But this is nothing compared to when he engages his increasingly cooperative hosts in making from scratch the world’s greatest peach pie, a process elaborately detailed with an emphasis on the erotic potential of mutually squeezing and mashing bowls full of fruit by hand and massaging and folding the crust. The way Frank looks at, talks to and touches Adele has the desired effect and it only takes two nights for the hormonally erupting Henry to overhear his mother being joined by a man in her bedroom for the first time.
All this could have been overdone to obvious, even gross effect, but Reitman keeps a strong grip on all the aspects of the story to prevent it from becoming corny, unduly melodramatic or obvious. There are little contrivances, such as the nosy neighbors and Frank’s presumed sexual prowess despite having had an appendectomy two days earlier, but the elemental truths easily dominate under the director’s watchful eye.

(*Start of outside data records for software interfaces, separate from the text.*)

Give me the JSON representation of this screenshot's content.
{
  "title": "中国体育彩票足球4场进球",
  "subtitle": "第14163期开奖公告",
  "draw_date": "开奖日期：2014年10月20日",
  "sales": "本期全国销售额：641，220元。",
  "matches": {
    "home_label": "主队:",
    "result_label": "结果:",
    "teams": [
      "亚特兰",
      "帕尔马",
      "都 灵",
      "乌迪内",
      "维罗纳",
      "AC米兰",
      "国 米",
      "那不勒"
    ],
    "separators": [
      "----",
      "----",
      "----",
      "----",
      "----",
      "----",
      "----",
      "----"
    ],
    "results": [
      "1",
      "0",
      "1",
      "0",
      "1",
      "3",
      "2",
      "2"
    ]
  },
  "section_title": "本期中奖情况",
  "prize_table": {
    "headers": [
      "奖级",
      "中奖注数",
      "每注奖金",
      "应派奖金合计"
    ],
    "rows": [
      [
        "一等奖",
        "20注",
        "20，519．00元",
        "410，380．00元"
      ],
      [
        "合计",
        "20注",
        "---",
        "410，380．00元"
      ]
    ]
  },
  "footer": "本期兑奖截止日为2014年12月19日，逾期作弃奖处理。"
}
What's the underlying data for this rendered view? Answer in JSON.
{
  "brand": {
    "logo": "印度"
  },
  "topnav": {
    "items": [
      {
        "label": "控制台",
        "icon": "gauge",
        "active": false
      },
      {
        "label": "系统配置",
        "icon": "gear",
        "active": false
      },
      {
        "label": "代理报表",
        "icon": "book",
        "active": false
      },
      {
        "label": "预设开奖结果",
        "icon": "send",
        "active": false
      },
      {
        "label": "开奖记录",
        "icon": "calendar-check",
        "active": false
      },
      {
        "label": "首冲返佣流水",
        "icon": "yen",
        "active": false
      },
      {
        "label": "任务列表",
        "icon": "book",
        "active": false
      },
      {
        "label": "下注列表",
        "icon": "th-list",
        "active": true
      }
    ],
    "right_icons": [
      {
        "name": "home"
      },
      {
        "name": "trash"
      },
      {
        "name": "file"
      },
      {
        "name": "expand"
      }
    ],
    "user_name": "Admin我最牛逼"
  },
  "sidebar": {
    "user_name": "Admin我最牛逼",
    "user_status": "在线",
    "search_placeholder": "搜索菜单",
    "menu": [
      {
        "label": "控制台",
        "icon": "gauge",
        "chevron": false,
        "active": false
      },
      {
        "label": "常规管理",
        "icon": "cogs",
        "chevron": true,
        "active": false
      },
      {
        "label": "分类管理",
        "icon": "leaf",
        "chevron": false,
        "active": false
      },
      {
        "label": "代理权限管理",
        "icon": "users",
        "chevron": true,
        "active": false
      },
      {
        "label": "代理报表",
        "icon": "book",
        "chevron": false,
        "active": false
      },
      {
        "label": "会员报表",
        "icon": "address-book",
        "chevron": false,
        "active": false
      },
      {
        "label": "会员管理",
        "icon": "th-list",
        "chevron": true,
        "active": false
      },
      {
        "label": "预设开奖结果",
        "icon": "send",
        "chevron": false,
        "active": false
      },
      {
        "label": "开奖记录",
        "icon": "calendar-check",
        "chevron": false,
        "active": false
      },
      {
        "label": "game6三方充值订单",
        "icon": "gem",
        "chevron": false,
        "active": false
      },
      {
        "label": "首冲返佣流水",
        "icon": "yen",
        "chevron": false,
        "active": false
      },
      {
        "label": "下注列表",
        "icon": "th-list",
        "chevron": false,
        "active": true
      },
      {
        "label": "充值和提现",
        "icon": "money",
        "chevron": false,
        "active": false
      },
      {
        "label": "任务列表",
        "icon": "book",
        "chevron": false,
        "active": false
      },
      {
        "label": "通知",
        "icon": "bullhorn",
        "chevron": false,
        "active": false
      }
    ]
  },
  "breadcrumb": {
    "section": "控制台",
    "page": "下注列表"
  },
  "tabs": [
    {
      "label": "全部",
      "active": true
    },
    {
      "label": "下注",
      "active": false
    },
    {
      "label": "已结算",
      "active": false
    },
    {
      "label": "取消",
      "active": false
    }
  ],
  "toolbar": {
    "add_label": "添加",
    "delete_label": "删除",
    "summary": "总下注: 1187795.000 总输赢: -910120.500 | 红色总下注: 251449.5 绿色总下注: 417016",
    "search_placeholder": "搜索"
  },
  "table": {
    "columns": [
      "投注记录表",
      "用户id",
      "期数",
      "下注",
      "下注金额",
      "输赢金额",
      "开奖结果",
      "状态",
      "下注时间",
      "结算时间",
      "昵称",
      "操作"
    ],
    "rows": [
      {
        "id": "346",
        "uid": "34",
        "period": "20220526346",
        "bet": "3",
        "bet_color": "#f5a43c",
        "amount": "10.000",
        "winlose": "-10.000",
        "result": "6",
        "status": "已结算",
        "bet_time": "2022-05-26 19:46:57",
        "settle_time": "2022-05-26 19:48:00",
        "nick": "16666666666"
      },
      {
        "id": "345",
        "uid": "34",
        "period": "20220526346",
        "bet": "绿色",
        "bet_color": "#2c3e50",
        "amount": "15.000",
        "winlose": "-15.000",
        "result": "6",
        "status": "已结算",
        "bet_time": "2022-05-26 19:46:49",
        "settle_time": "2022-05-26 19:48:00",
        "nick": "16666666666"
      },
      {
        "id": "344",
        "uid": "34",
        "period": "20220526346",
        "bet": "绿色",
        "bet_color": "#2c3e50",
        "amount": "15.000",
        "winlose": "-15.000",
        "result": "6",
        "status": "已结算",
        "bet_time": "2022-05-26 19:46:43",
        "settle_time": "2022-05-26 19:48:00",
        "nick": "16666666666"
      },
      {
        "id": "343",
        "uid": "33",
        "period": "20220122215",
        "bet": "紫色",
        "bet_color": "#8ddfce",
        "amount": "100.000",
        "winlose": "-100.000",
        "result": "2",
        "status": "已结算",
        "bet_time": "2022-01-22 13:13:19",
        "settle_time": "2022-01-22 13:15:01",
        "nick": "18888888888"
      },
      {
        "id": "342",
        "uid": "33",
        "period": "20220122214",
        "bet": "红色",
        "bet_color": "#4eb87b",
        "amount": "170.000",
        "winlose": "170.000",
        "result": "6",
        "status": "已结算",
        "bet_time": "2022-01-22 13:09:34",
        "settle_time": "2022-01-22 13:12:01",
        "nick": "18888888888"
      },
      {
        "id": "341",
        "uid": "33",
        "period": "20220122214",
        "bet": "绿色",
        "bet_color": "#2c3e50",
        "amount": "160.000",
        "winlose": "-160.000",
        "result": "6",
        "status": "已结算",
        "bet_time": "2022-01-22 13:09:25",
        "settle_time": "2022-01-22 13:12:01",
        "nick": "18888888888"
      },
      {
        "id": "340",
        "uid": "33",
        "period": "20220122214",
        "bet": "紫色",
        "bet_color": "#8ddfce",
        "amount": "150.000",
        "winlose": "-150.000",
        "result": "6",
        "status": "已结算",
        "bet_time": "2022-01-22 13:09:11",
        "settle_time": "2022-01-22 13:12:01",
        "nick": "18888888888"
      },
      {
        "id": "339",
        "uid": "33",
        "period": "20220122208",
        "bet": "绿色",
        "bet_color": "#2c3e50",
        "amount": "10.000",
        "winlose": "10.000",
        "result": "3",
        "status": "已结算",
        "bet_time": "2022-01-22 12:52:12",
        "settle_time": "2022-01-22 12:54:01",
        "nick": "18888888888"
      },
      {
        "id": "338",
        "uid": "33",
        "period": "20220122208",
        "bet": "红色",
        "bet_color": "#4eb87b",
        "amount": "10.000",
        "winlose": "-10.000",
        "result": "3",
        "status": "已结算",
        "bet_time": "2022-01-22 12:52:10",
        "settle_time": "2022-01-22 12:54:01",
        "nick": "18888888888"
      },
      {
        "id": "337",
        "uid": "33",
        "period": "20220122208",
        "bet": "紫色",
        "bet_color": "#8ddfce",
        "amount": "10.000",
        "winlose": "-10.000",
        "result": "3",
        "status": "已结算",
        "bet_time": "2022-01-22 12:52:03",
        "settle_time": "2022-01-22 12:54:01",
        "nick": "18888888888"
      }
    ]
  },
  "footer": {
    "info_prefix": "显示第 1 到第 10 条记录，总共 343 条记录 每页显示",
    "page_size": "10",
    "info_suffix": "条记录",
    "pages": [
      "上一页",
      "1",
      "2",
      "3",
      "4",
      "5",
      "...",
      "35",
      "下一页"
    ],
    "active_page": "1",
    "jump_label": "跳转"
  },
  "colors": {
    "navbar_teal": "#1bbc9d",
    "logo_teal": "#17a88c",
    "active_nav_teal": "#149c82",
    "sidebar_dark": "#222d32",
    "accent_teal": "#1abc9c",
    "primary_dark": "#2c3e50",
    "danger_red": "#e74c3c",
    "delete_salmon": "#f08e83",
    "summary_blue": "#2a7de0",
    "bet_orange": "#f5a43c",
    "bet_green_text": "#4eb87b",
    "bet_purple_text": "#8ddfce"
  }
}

Quickly, then, the story turns from being one of kidnappers and hostages to one of lovers determined to find a way to escape together. The fly in the ointment is Henry, who is supposed to start school on the Tuesday after Labor Day and whose initial fear of being traded by his mother to his departed father’s new family might crack the necessary secrecy of their flight.

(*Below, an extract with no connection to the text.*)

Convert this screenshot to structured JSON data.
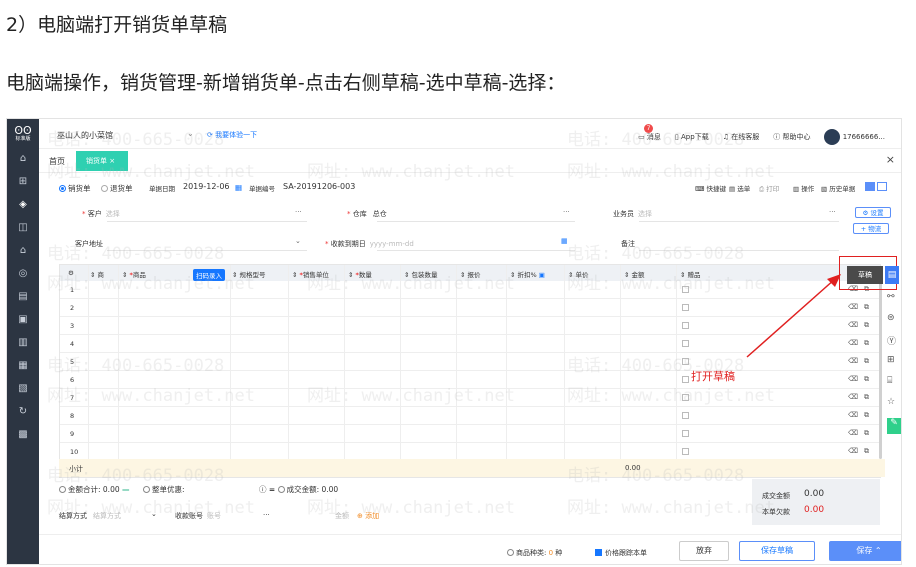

The film emits frequent pangs of emotion and tension, which enable it to prevail over threats from the cliches and inevitabilities of the story’s format. There is more than one instance when events will cause many viewers’ hearts to leap, as they say, into their throats, and the wrap-up is quietly satisfying.
Managing to look both frumpy and alluring, and summoning will and desire from inside a somewhat worn exterior in the manner of her fine recent work as Mildred Pierce (another pie maker!), Winslet outstandingly reveals the numerous ways Adele is pulled emotionally by the sudden eventfulness of her life after all these years. Winslet has always been good at portraying the embrace of romance and sex, but this is augmented by the gradual revelation, in crisp flashbacks using younger actors, that brought her to the point of having signed off on love.
Tobey Maguire narrates the proceedings as an older Henry looking back, only to be briefly seen at the end pursuing his chosen calling. After this and The Great Gatsby, however, the actor should forgo any further passive observer characters for fear of being forever neutered. Young Griffith is excellent playing Henry as a boy.
Production values are modest and everything they need to be.
Venue: Telluride Film Festival
Opens: Dec. 25 (Paramount)
Production: Right of Way, Mr. Mudd
Cast: Kate Winslet, Josh Brolin, Gattlin Griffith, Tobey Maguire, Clark Gregg, J.K. Simmons, Brooke Smith, James Van Der Beek, Tom Lipinski, Maika Monroe, Brighid Fleming, Alexie Gilmore
Director: Jason Reitman
Screenwriter: Jason Reitman, based on the novel by Joyce Maynard
Producers: Lianne Halfon, Russell Smith, Jason Reitman, Helen Estabrook
Executive producers: Steven Rales, Mark Roybal, Michael Beugg, Jeffrey Clifford
Director of photography: Eric Steelberg
Production designer: Steve Saklad
Costume designer: Danny Glicker
Editor: Dana E. Glauberman
Music: Rolfe Kent
Rated PG-13, 111 minutes